Our five offspring, in addition to being the Medicine-and-Food-Expiration-Date Police, are also the Only-Healthful-Ingredients-Allowed-in-Food-and-Drink Police.
Case in point: They roll their collective eyes at my preference for Miracle Whip on my peanut butter sandwiches. “Mom, Miracle Whip isn’t even food – it’s all chemicals!”
Then there are their reactions to my choice of wine. Case in point: One offspring to her sibs via a text thread: “Did you know Mom now drinks wine that’s in a box? SHE DRINKS BOX WINE!” The collective shudder from that announcement and subsequent responses from the other four horrified citizens registered 8.35 on the Richter Scale.
They are equally appalled when I ask for an ice cube in my chardonnay when we’re in a restaurant. I did it the first time when the wine was room temperature, but when I saw how terrifically embarrassed my brood was, I do it all the time now – it’s such fun to watch them squirm.
Their father was not above placing eyebrow-raising orders in restaurants. I have to admit I was always a little chagrinned when we were out for breakfast and he would order oatmeal with barbecue sauce on it. Strangely, he never did that when the kids were here – just when he was with me. He loved the reaction of the wait staff, but I think he really treasured my eyes-lowered-in-embarrassment reaction.
Embarrassing our children is, I suppose, subconscious payback for the times they mortified me. Case in point: Amy managed to empty a display case of nylon stockings in the Chrischilles store while my back was turned for five seconds, then followed that trick up with pulling over a life-size mannequin on the second floor of the store, smashing the poor thing to bits.
Wade took our station wagon for a spin when he was three, careening down the block in reverse and taking out the neighbors’ front porch.
Heather, at about the same age, found the end of a cigarette under the church pew ahead of us, ate it and promptly threw up. (I fervently hoped whoever left that remnant there suffered the pangs of cigarette withdrawal for the rest of his/her life!)
Erin, also at about the same age, wandered outside in the early morning hours in her pjs, went next door and climbed into bed with an elderly schoolmarm who was visiting our neighbor.
Meg once loaded her little red wagon up with some of my clothes and costume jewelry and went door to door trying to hock them.
I suppose you are wondering where the children’s parents were when these (and many more) shenanigans were going on.

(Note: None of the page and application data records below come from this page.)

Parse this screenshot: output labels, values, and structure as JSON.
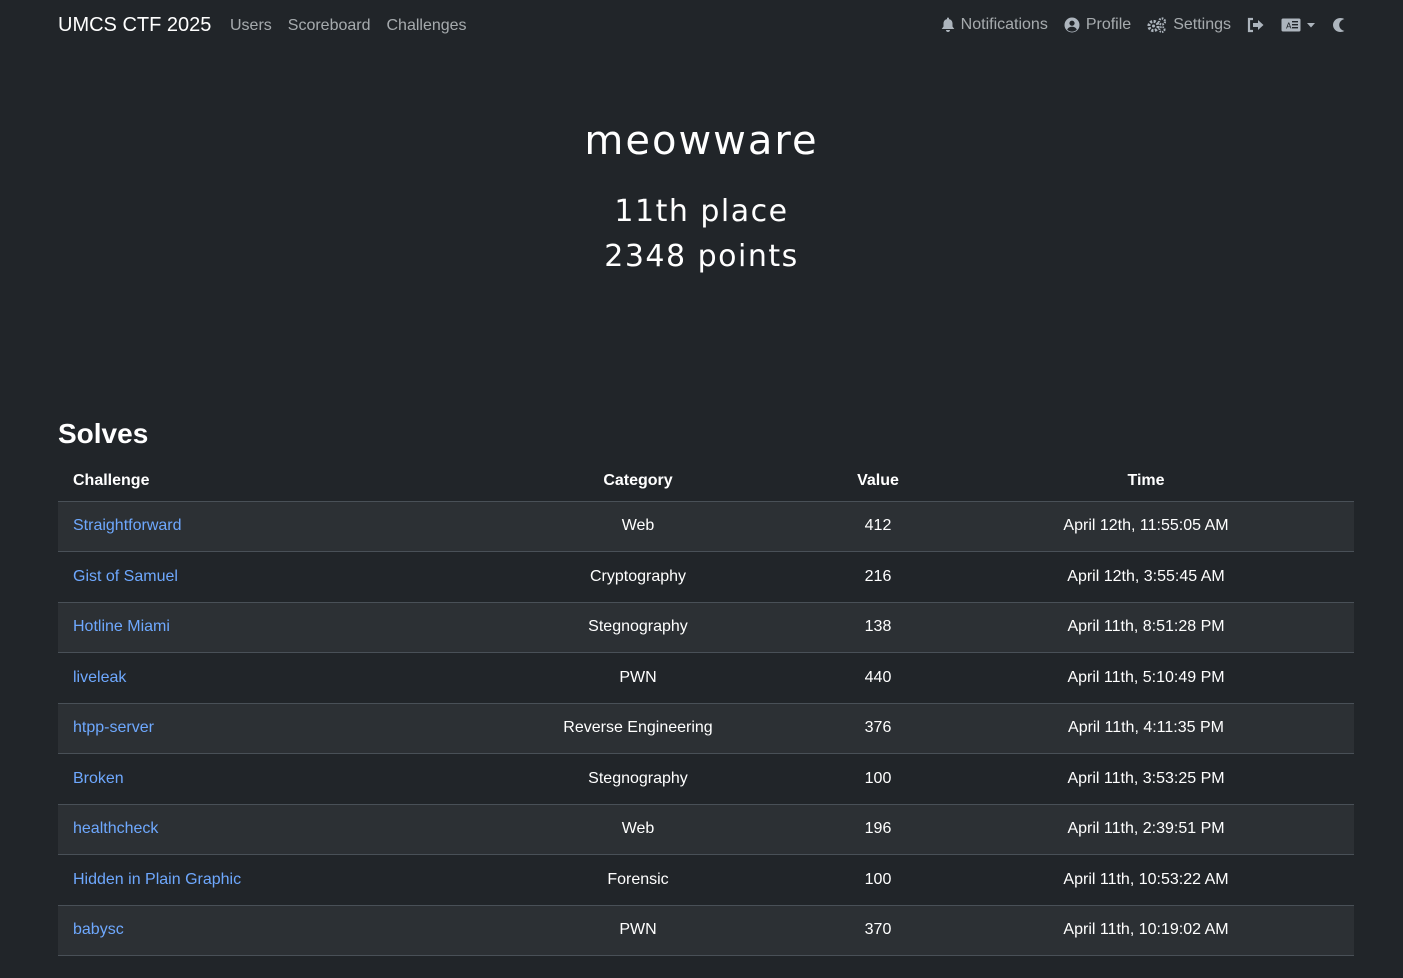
{
  "nav": {
    "brand": "UMCS CTF 2025",
    "links": [
      "Users",
      "Scoreboard",
      "Challenges"
    ],
    "notifications": "Notifications",
    "profile": "Profile",
    "settings": "Settings"
  },
  "hero": {
    "team_name": "meowware",
    "place": "11th place",
    "points": "2348 points"
  },
  "solves": {
    "title": "Solves",
    "headers": [
      "Challenge",
      "Category",
      "Value",
      "Time"
    ],
    "rows": [
      {
        "challenge": "Straightforward",
        "category": "Web",
        "value": "412",
        "time": "April 12th, 11:55:05 AM"
      },
      {
        "challenge": "Gist of Samuel",
        "category": "Cryptography",
        "value": "216",
        "time": "April 12th, 3:55:45 AM"
      },
      {
        "challenge": "Hotline Miami",
        "category": "Stegnography",
        "value": "138",
        "time": "April 11th, 8:51:28 PM"
      },
      {
        "challenge": "liveleak",
        "category": "PWN",
        "value": "440",
        "time": "April 11th, 5:10:49 PM"
      },
      {
        "challenge": "htpp-server",
        "category": "Reverse Engineering",
        "value": "376",
        "time": "April 11th, 4:11:35 PM"
      },
      {
        "challenge": "Broken",
        "category": "Stegnography",
        "value": "100",
        "time": "April 11th, 3:53:25 PM"
      },
      {
        "challenge": "healthcheck",
        "category": "Web",
        "value": "196",
        "time": "April 11th, 2:39:51 PM"
      },
      {
        "challenge": "Hidden in Plain Graphic",
        "category": "Forensic",
        "value": "100",
        "time": "April 11th, 10:53:22 AM"
      },
      {
        "challenge": "babysc",
        "category": "PWN",
        "value": "370",
        "time": "April 11th, 10:19:02 AM"
      }
    ]
  },
  "icons": {
    "notifications": "bell-icon",
    "profile": "user-circle-icon",
    "settings": "cogs-icon",
    "logout": "sign-out-icon",
    "language": "language-icon",
    "theme": "moon-icon"
  },
  "colors": {
    "background": "#212529",
    "link": "#6ea8fe",
    "striped_row": "#2c3034"
  }
}
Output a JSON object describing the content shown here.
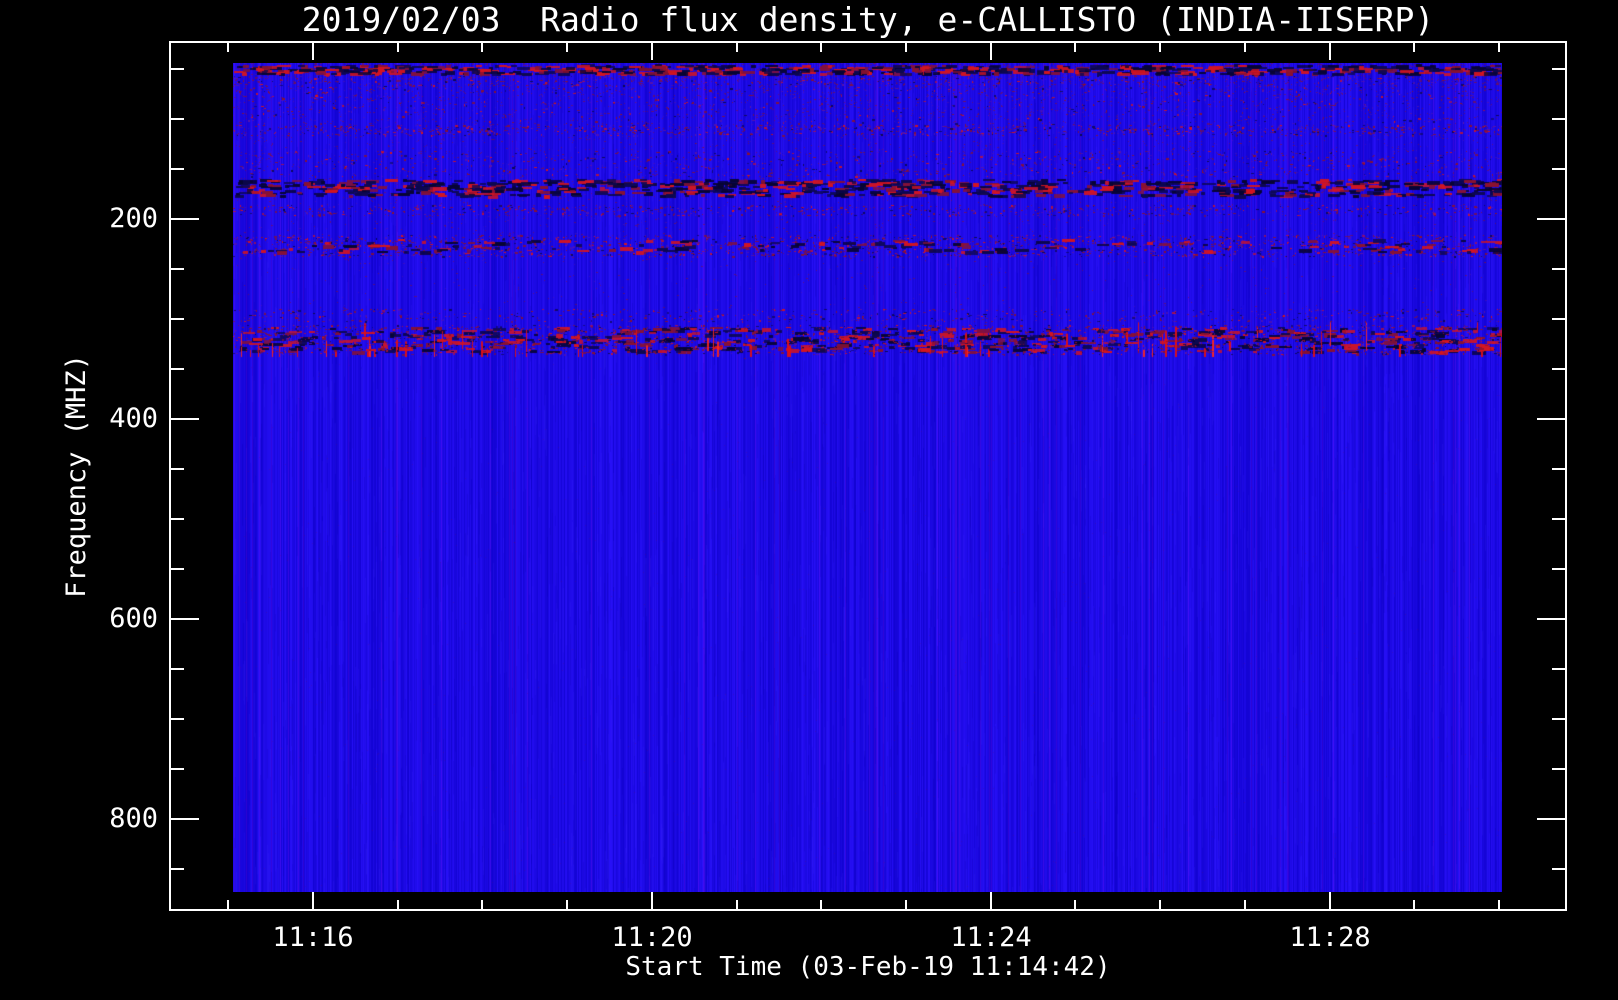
{
  "title": "2019/02/03  Radio flux density, e-CALLISTO (INDIA-IISERP)",
  "colors": {
    "background": "#000000",
    "foreground": "#ffffff"
  },
  "chart_data": {
    "type": "heatmap",
    "title": "2019/02/03  Radio flux density, e-CALLISTO (INDIA-IISERP)",
    "xlabel": "Start Time (03-Feb-19 11:14:42)",
    "ylabel": "Frequency (MHZ)",
    "x_tick_labels": [
      "11:16",
      "11:20",
      "11:24",
      "11:28"
    ],
    "x_minor_tick_interval_minutes": 1,
    "x_major_tick_interval_minutes": 4,
    "x_range_time": [
      "11:15",
      "11:30"
    ],
    "y_tick_labels": [
      "200",
      "400",
      "600",
      "800"
    ],
    "y_tick_values_mhz": [
      200,
      400,
      600,
      800
    ],
    "y_minor_step_mhz": 50,
    "y_axis_range_mhz": [
      23,
      892
    ],
    "y_data_range_mhz": [
      44,
      873
    ],
    "y_axis_inverted": true,
    "grid": false,
    "legend": "none",
    "colormap_description": "uniform saturated blue background with red/dark-navy interference noise",
    "palette": {
      "base": "#1a08dc",
      "base_dark": "#1204bc",
      "base_light": "#3119f2",
      "navy_dash": "#070433",
      "navy_dash2": "#0d0850",
      "red_bright": "#d41520",
      "red_dark": "#8a1230",
      "purple": "#5a14a8"
    },
    "noise_bands": [
      {
        "mhz_lo": 44,
        "mhz_hi": 57,
        "type": "dash",
        "density": 1.2,
        "red_ratio": 0.5
      },
      {
        "mhz_lo": 57,
        "mhz_hi": 67,
        "type": "speckle",
        "density": 0.08
      },
      {
        "mhz_lo": 67,
        "mhz_hi": 112,
        "type": "speckle",
        "density": 0.028
      },
      {
        "mhz_lo": 106,
        "mhz_hi": 117,
        "type": "speckle",
        "density": 0.11
      },
      {
        "mhz_lo": 132,
        "mhz_hi": 158,
        "type": "speckle",
        "density": 0.045
      },
      {
        "mhz_lo": 157,
        "mhz_hi": 180,
        "type": "dash",
        "density": 1.5,
        "red_ratio": 0.38
      },
      {
        "mhz_lo": 186,
        "mhz_hi": 197,
        "type": "speckle",
        "density": 0.1
      },
      {
        "mhz_lo": 216,
        "mhz_hi": 238,
        "type": "speckle",
        "density": 0.13
      },
      {
        "mhz_lo": 218,
        "mhz_hi": 236,
        "type": "dash",
        "density": 0.3,
        "red_ratio": 0.55
      },
      {
        "mhz_lo": 290,
        "mhz_hi": 303,
        "type": "speckle",
        "density": 0.07
      },
      {
        "mhz_lo": 303,
        "mhz_hi": 338,
        "type": "dash",
        "density": 1.1,
        "red_ratio": 0.5
      },
      {
        "mhz_lo": 303,
        "mhz_hi": 338,
        "type": "streaks",
        "density": 0.1
      },
      {
        "mhz_lo": 306,
        "mhz_hi": 336,
        "type": "speckle",
        "density": 0.12
      }
    ]
  }
}
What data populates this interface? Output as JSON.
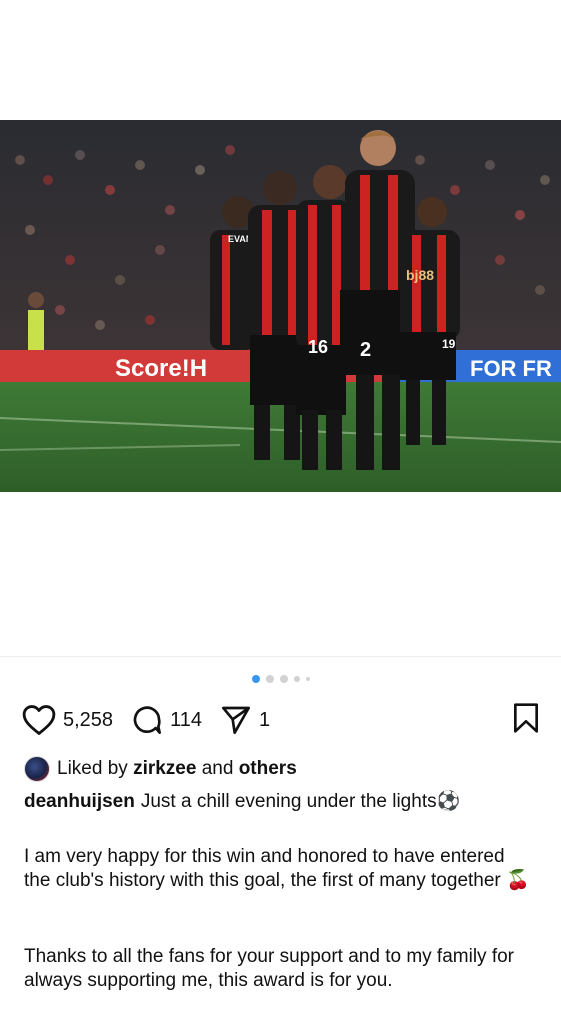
{
  "post": {
    "pagination": {
      "total": 5,
      "active": 0
    },
    "actions": {
      "likes": "5,258",
      "comments": "114",
      "shares": "1"
    },
    "liked_by": {
      "prefix": "Liked by",
      "user": "zirkzee",
      "and": "and",
      "others": "others"
    },
    "caption": {
      "username": "deanhuijsen",
      "text": "Just a chill evening under the lights⚽",
      "paragraph1": "I am very happy for this win and honored to have entered the club's history with this goal, the first of many together 🍒",
      "paragraph2": "Thanks to all the fans for your support and to my family for always supporting me, this award is for you."
    },
    "photo": {
      "board_left": "Score!H",
      "board_right": "FOR FR",
      "shirt_name": "EVANIL",
      "sponsor": "bj88",
      "numbers": [
        "16",
        "2",
        "19"
      ]
    }
  }
}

I have no idea. None.
But now I’m sure you agree that my paltry little efforts to embarrass them are more than justified.
Watch for a new book, by Scott MacDonald, Think Like a Dog, due out in 2017. Scott’s book, Saving Investa, is available on Amazon.com now.